WHAT YOU ARE ASKED TO DO: Copy exactly the lines starting at the one that contains "Transcribe this image's" and running through the end of the material below. Exclude any pictures.

*** Begin section ***

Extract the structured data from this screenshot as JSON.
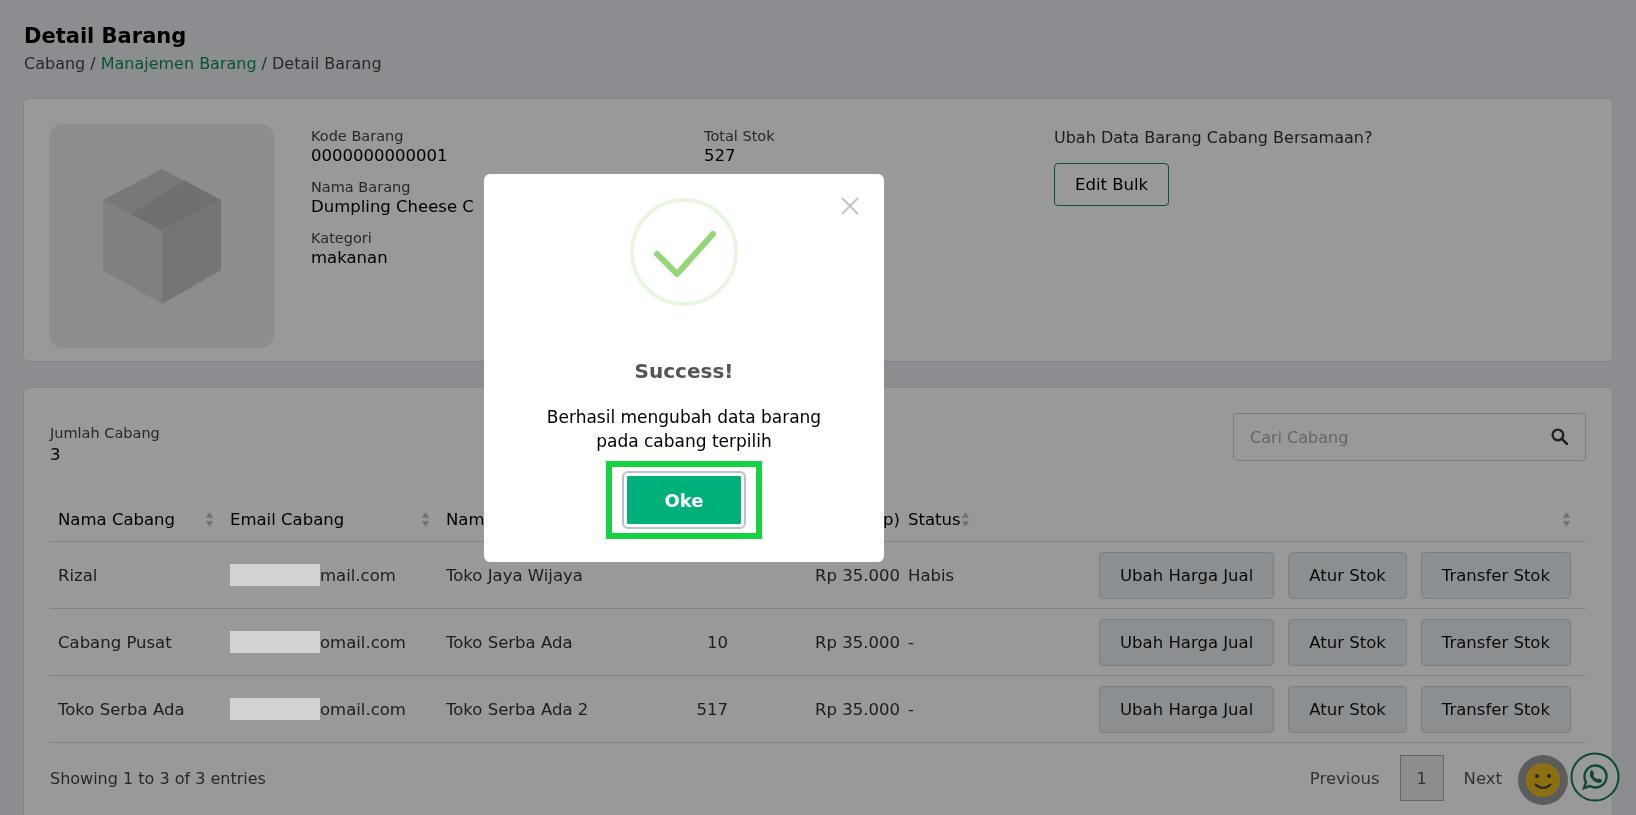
{
  "page": {
    "title": "Detail Barang",
    "breadcrumb": [
      {
        "label": "Cabang",
        "kind": "text"
      },
      {
        "label": "/",
        "kind": "separator"
      },
      {
        "label": "Manajemen Barang",
        "kind": "link"
      },
      {
        "label": "/",
        "kind": "separator"
      },
      {
        "label": "Detail Barang",
        "kind": "text"
      }
    ]
  },
  "product": {
    "fields": [
      {
        "label": "Kode Barang",
        "value": "0000000000001"
      },
      {
        "label": "Nama Barang",
        "value": "Dumpling Cheese C"
      },
      {
        "label": "Kategori",
        "value": "makanan"
      }
    ],
    "total_stock": {
      "label": "Total Stok",
      "value": "527"
    },
    "bulk": {
      "prompt": "Ubah Data Barang Cabang Bersamaan?",
      "button": "Edit Bulk"
    }
  },
  "branches": {
    "count_label": "Jumlah Cabang",
    "count": "3",
    "search": {
      "placeholder": "Cari Cabang"
    },
    "table": {
      "columns": [
        {
          "label": "Nama Cabang",
          "sortable": true
        },
        {
          "label": "Email Cabang",
          "sortable": true
        },
        {
          "label": "Nam"
        },
        {},
        {
          "label": "p)"
        },
        {
          "label": "Status",
          "sortable": true
        },
        {
          "sortable": true
        }
      ],
      "rows": [
        {
          "name": "Rizal",
          "email": "mail.com",
          "redacted": true,
          "store": "Toko Jaya Wijaya",
          "price": "Rp 35.000",
          "status": "Habis",
          "actions": [
            "Ubah Harga Jual",
            "Atur Stok",
            "Transfer Stok"
          ]
        },
        {
          "name": "Cabang Pusat",
          "email": "omail.com",
          "redacted": true,
          "store": "Toko Serba Ada",
          "qty": "10",
          "price": "Rp 35.000",
          "status": "-",
          "actions": [
            "Ubah Harga Jual",
            "Atur Stok",
            "Transfer Stok"
          ]
        },
        {
          "name": "Toko Serba Ada",
          "email": "omail.com",
          "redacted": true,
          "store": "Toko Serba Ada 2",
          "qty": "517",
          "price": "Rp 35.000",
          "status": "-",
          "actions": [
            "Ubah Harga Jual",
            "Atur Stok",
            "Transfer Stok"
          ]
        }
      ]
    },
    "footer": "Showing 1 to 3 of 3 entries",
    "pagination": {
      "previous": "Previous",
      "pages": [
        {
          "label": "1",
          "selected": true
        }
      ],
      "next": "Next"
    }
  },
  "modal": {
    "title": "Success!",
    "message": "Berhasil mengubah data barang pada cabang terpilih",
    "button": "Oke",
    "highlighted": true
  }
}
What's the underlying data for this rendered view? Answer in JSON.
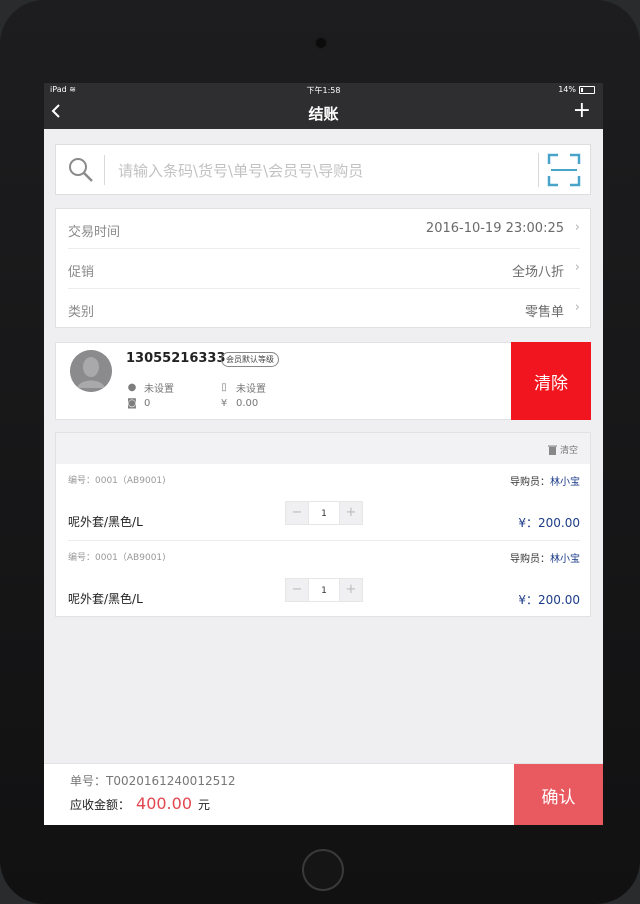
{
  "status_bar": {
    "carrier": "iPad",
    "time": "下午1:58",
    "battery": "14%"
  },
  "nav": {
    "back_icon": "chevron-left-icon",
    "title": "结账",
    "add_icon": "plus-icon",
    "add_label": "+"
  },
  "search": {
    "placeholder": "请输入条码\\货号\\单号\\会员号\\导购员",
    "value": ""
  },
  "info": {
    "trade_time_label": "交易时间",
    "trade_time_value": "2016-10-19 23:00:25",
    "promo_label": "促销",
    "promo_value": "全场八折",
    "category_label": "类别",
    "category_value": "零售单"
  },
  "member": {
    "phone": "13055216333",
    "level": "会员默认等级",
    "name": "未设置",
    "mobile": "未设置",
    "points": "0",
    "balance": "0.00",
    "clear_label": "清除"
  },
  "cart": {
    "clear_label": "清空",
    "items": [
      {
        "code": "编号：0001（AB9001)",
        "guide_label": "导购员：",
        "guide_name": "林小宝",
        "name": "呢外套/黑色/L",
        "qty": "1",
        "price": "¥：200.00"
      },
      {
        "code": "编号：0001（AB9001)",
        "guide_label": "导购员：",
        "guide_name": "林小宝",
        "name": "呢外套/黑色/L",
        "qty": "1",
        "price": "¥：200.00"
      }
    ]
  },
  "footer": {
    "order_no": "单号：T0020161240012512",
    "amount_label": "应收金额：",
    "amount_value": "400.00",
    "currency": "元",
    "confirm_label": "确认"
  },
  "colors": {
    "nav_bg": "#2e2e30",
    "clear_member": "#f0151e",
    "confirm": "#e85a60",
    "amount": "#e2474d",
    "guide": "#1c3c88"
  }
}
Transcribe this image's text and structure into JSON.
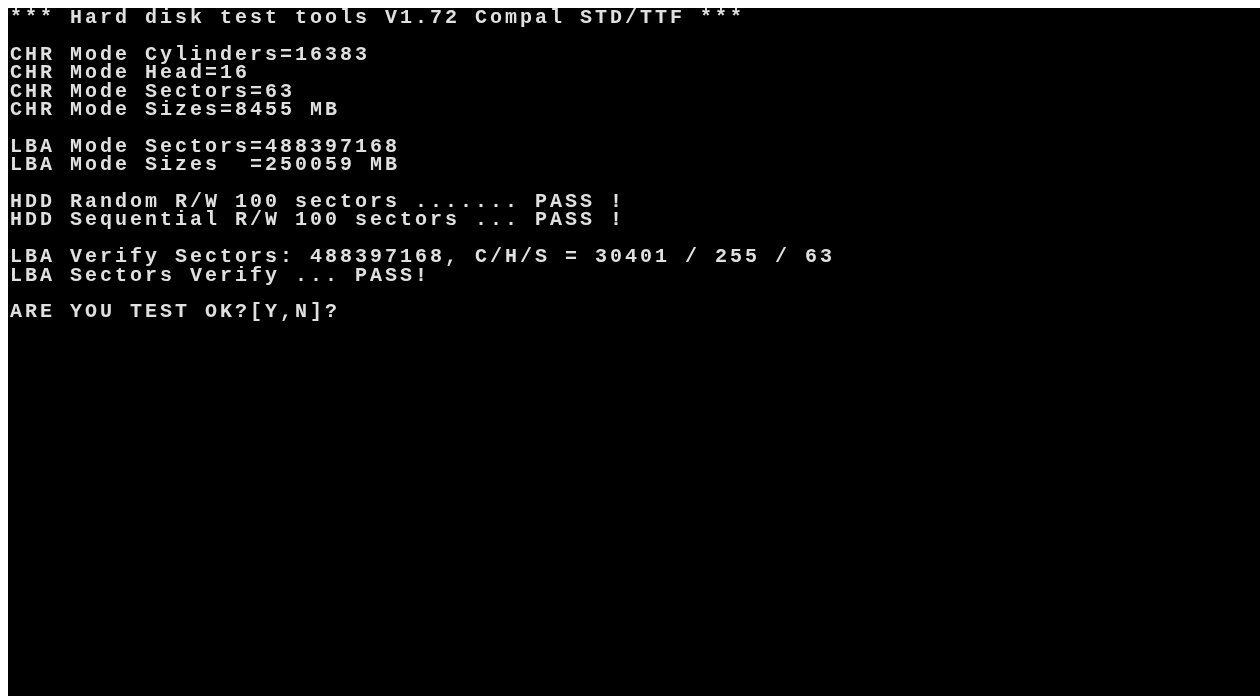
{
  "screen": {
    "blocks": [
      [
        "*** Hard disk test tools V1.72 Compal STD/TTF ***"
      ],
      [
        "CHR Mode Cylinders=16383",
        "CHR Mode Head=16",
        "CHR Mode Sectors=63",
        "CHR Mode Sizes=8455 MB"
      ],
      [
        "LBA Mode Sectors=488397168",
        "LBA Mode Sizes  =250059 MB"
      ],
      [
        "HDD Random R/W 100 sectors ....... PASS !",
        "HDD Sequential R/W 100 sectors ... PASS !"
      ],
      [
        "LBA Verify Sectors: 488397168, C/H/S = 30401 / 255 / 63",
        "LBA Sectors Verify ... PASS!"
      ],
      [
        "ARE YOU TEST OK?[Y,N]?"
      ]
    ]
  }
}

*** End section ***

SOLUTION TO THIS TASK:
Transcribe this image's text and structure into JSON.
{
  "screen": {
    "blocks": [
      [
        "*** Hard disk test tools V1.72 Compal STD/TTF ***"
      ],
      [
        "CHR Mode Cylinders=16383",
        "CHR Mode Head=16",
        "CHR Mode Sectors=63",
        "CHR Mode Sizes=8455 MB"
      ],
      [
        "LBA Mode Sectors=488397168",
        "LBA Mode Sizes  =250059 MB"
      ],
      [
        "HDD Random R/W 100 sectors ....... PASS !",
        "HDD Sequential R/W 100 sectors ... PASS !"
      ],
      [
        "LBA Verify Sectors: 488397168, C/H/S = 30401 / 255 / 63",
        "LBA Sectors Verify ... PASS!"
      ],
      [
        "ARE YOU TEST OK?[Y,N]?"
      ]
    ]
  }
}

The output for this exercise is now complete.